Listed records: Begin
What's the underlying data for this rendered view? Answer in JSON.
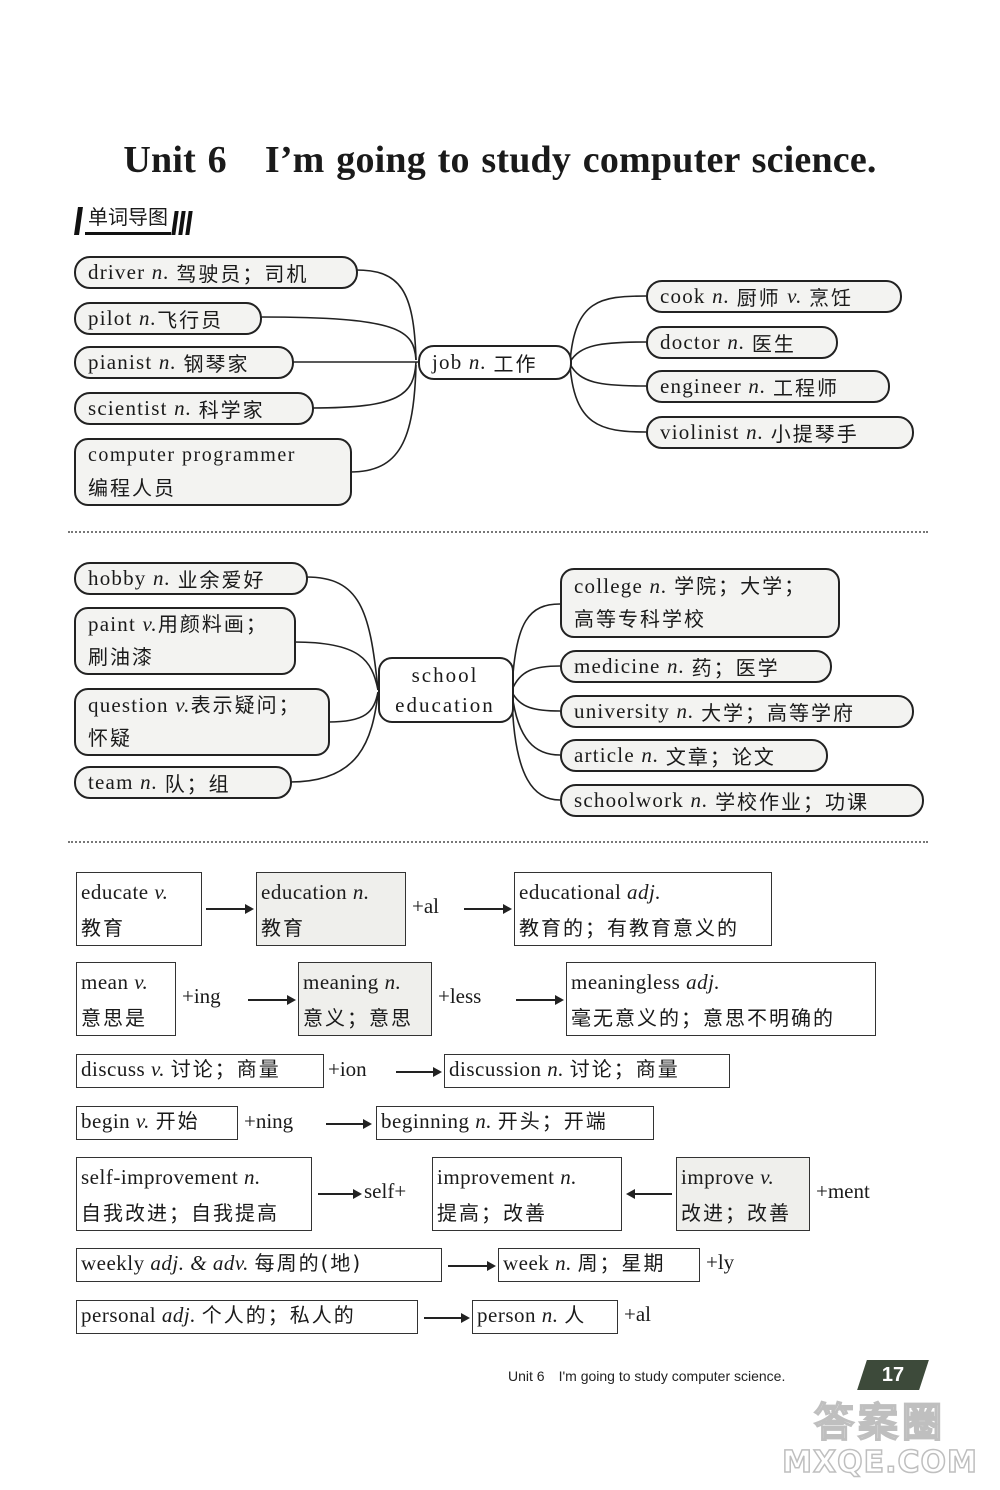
{
  "title": {
    "unit": "Unit 6",
    "text": "I’m going to study computer science."
  },
  "section_header": "单词导图",
  "mindmap_job": {
    "hub": {
      "en": "job",
      "pos": "n.",
      "zh": "工作"
    },
    "left": [
      {
        "en": "driver",
        "pos": "n.",
        "zh": "驾驶员；司机"
      },
      {
        "en": "pilot",
        "pos": "n.",
        "zh": "飞行员"
      },
      {
        "en": "pianist",
        "pos": "n.",
        "zh": "钢琴家"
      },
      {
        "en": "scientist",
        "pos": "n.",
        "zh": "科学家"
      },
      {
        "en": "computer programmer",
        "pos": "",
        "zh": "编程人员"
      }
    ],
    "right": [
      {
        "en": "cook",
        "pos": "n.",
        "zh": "厨师",
        "pos2": "v.",
        "zh2": "烹饪"
      },
      {
        "en": "doctor",
        "pos": "n.",
        "zh": "医生"
      },
      {
        "en": "engineer",
        "pos": "n.",
        "zh": "工程师"
      },
      {
        "en": "violinist",
        "pos": "n.",
        "zh": "小提琴手"
      }
    ]
  },
  "mindmap_school": {
    "hub": {
      "line1": "school",
      "line2": "education"
    },
    "left": [
      {
        "en": "hobby",
        "pos": "n.",
        "zh": "业余爱好"
      },
      {
        "en": "paint",
        "pos": "v.",
        "zh": "用颜料画；",
        "zh_line2": "刷油漆"
      },
      {
        "en": "question",
        "pos": "v.",
        "zh": "表示疑问；",
        "zh_line2": "怀疑"
      },
      {
        "en": "team",
        "pos": "n.",
        "zh": "队；组"
      }
    ],
    "right": [
      {
        "en": "college",
        "pos": "n.",
        "zh": "学院；大学；",
        "zh_line2": "高等专科学校"
      },
      {
        "en": "medicine",
        "pos": "n.",
        "zh": "药；医学"
      },
      {
        "en": "university",
        "pos": "n.",
        "zh": "大学；高等学府"
      },
      {
        "en": "article",
        "pos": "n.",
        "zh": "文章；论文"
      },
      {
        "en": "schoolwork",
        "pos": "n.",
        "zh": "学校作业；功课"
      }
    ]
  },
  "word_families": {
    "educate": {
      "base": {
        "en": "educate",
        "pos": "v.",
        "zh": "教育"
      },
      "mid": {
        "en": "education",
        "pos": "n.",
        "zh": "教育"
      },
      "op": "+al",
      "end": {
        "en": "educational",
        "pos": "adj.",
        "zh": "教育的；有教育意义的"
      }
    },
    "mean": {
      "base": {
        "en": "mean",
        "pos": "v.",
        "zh": "意思是"
      },
      "op1": "+ing",
      "mid": {
        "en": "meaning",
        "pos": "n.",
        "zh": "意义；意思"
      },
      "op2": "+less",
      "end": {
        "en": "meaningless",
        "pos": "adj.",
        "zh": "毫无意义的；意思不明确的"
      }
    },
    "discuss": {
      "base": {
        "en": "discuss",
        "pos": "v.",
        "zh": "讨论；商量"
      },
      "op": "+ion",
      "end": {
        "en": "discussion",
        "pos": "n.",
        "zh": "讨论；商量"
      }
    },
    "begin": {
      "base": {
        "en": "begin",
        "pos": "v.",
        "zh": "开始"
      },
      "op": "+ning",
      "end": {
        "en": "beginning",
        "pos": "n.",
        "zh": "开头；开端"
      }
    },
    "improve": {
      "left": {
        "en": "self-improvement",
        "pos": "n.",
        "zh": "自我改进；自我提高"
      },
      "op_left": "self+",
      "mid": {
        "en": "improvement",
        "pos": "n.",
        "zh": "提高；改善"
      },
      "right": {
        "en": "improve",
        "pos": "v.",
        "zh": "改进；改善"
      },
      "op_right": "+ment"
    },
    "week": {
      "left": {
        "en": "weekly",
        "pos": "adj. & adv.",
        "zh": "每周的(地)"
      },
      "right": {
        "en": "week",
        "pos": "n.",
        "zh": "周；星期"
      },
      "op": "+ly"
    },
    "person": {
      "left": {
        "en": "personal",
        "pos": "adj.",
        "zh": "个人的；私人的"
      },
      "right": {
        "en": "person",
        "pos": "n.",
        "zh": "人"
      },
      "op": "+al"
    }
  },
  "footer": {
    "unit": "Unit 6",
    "text": "I'm going to study computer science.",
    "page_number": "17"
  },
  "watermark": {
    "line1": "答案圈",
    "line2": "MXQE.COM"
  }
}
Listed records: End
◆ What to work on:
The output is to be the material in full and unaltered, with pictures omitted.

◆ Exercise output:
What's the underlying data for this rendered view? Answer in JSON.
{
  "title": {
    "unit": "Unit 6",
    "text": "I’m going to study computer science."
  },
  "section_header": "单词导图",
  "mindmap_job": {
    "hub": {
      "en": "job",
      "pos": "n.",
      "zh": "工作"
    },
    "left": [
      {
        "en": "driver",
        "pos": "n.",
        "zh": "驾驶员；司机"
      },
      {
        "en": "pilot",
        "pos": "n.",
        "zh": "飞行员"
      },
      {
        "en": "pianist",
        "pos": "n.",
        "zh": "钢琴家"
      },
      {
        "en": "scientist",
        "pos": "n.",
        "zh": "科学家"
      },
      {
        "en": "computer programmer",
        "pos": "",
        "zh": "编程人员"
      }
    ],
    "right": [
      {
        "en": "cook",
        "pos": "n.",
        "zh": "厨师",
        "pos2": "v.",
        "zh2": "烹饪"
      },
      {
        "en": "doctor",
        "pos": "n.",
        "zh": "医生"
      },
      {
        "en": "engineer",
        "pos": "n.",
        "zh": "工程师"
      },
      {
        "en": "violinist",
        "pos": "n.",
        "zh": "小提琴手"
      }
    ]
  },
  "mindmap_school": {
    "hub": {
      "line1": "school",
      "line2": "education"
    },
    "left": [
      {
        "en": "hobby",
        "pos": "n.",
        "zh": "业余爱好"
      },
      {
        "en": "paint",
        "pos": "v.",
        "zh": "用颜料画；",
        "zh_line2": "刷油漆"
      },
      {
        "en": "question",
        "pos": "v.",
        "zh": "表示疑问；",
        "zh_line2": "怀疑"
      },
      {
        "en": "team",
        "pos": "n.",
        "zh": "队；组"
      }
    ],
    "right": [
      {
        "en": "college",
        "pos": "n.",
        "zh": "学院；大学；",
        "zh_line2": "高等专科学校"
      },
      {
        "en": "medicine",
        "pos": "n.",
        "zh": "药；医学"
      },
      {
        "en": "university",
        "pos": "n.",
        "zh": "大学；高等学府"
      },
      {
        "en": "article",
        "pos": "n.",
        "zh": "文章；论文"
      },
      {
        "en": "schoolwork",
        "pos": "n.",
        "zh": "学校作业；功课"
      }
    ]
  },
  "word_families": {
    "educate": {
      "base": {
        "en": "educate",
        "pos": "v.",
        "zh": "教育"
      },
      "mid": {
        "en": "education",
        "pos": "n.",
        "zh": "教育"
      },
      "op": "+al",
      "end": {
        "en": "educational",
        "pos": "adj.",
        "zh": "教育的；有教育意义的"
      }
    },
    "mean": {
      "base": {
        "en": "mean",
        "pos": "v.",
        "zh": "意思是"
      },
      "op1": "+ing",
      "mid": {
        "en": "meaning",
        "pos": "n.",
        "zh": "意义；意思"
      },
      "op2": "+less",
      "end": {
        "en": "meaningless",
        "pos": "adj.",
        "zh": "毫无意义的；意思不明确的"
      }
    },
    "discuss": {
      "base": {
        "en": "discuss",
        "pos": "v.",
        "zh": "讨论；商量"
      },
      "op": "+ion",
      "end": {
        "en": "discussion",
        "pos": "n.",
        "zh": "讨论；商量"
      }
    },
    "begin": {
      "base": {
        "en": "begin",
        "pos": "v.",
        "zh": "开始"
      },
      "op": "+ning",
      "end": {
        "en": "beginning",
        "pos": "n.",
        "zh": "开头；开端"
      }
    },
    "improve": {
      "left": {
        "en": "self-improvement",
        "pos": "n.",
        "zh": "自我改进；自我提高"
      },
      "op_left": "self+",
      "mid": {
        "en": "improvement",
        "pos": "n.",
        "zh": "提高；改善"
      },
      "right": {
        "en": "improve",
        "pos": "v.",
        "zh": "改进；改善"
      },
      "op_right": "+ment"
    },
    "week": {
      "left": {
        "en": "weekly",
        "pos": "adj. & adv.",
        "zh": "每周的(地)"
      },
      "right": {
        "en": "week",
        "pos": "n.",
        "zh": "周；星期"
      },
      "op": "+ly"
    },
    "person": {
      "left": {
        "en": "personal",
        "pos": "adj.",
        "zh": "个人的；私人的"
      },
      "right": {
        "en": "person",
        "pos": "n.",
        "zh": "人"
      },
      "op": "+al"
    }
  },
  "footer": {
    "unit": "Unit 6",
    "text": "I'm going to study computer science.",
    "page_number": "17"
  },
  "watermark": {
    "line1": "答案圈",
    "line2": "MXQE.COM"
  }
}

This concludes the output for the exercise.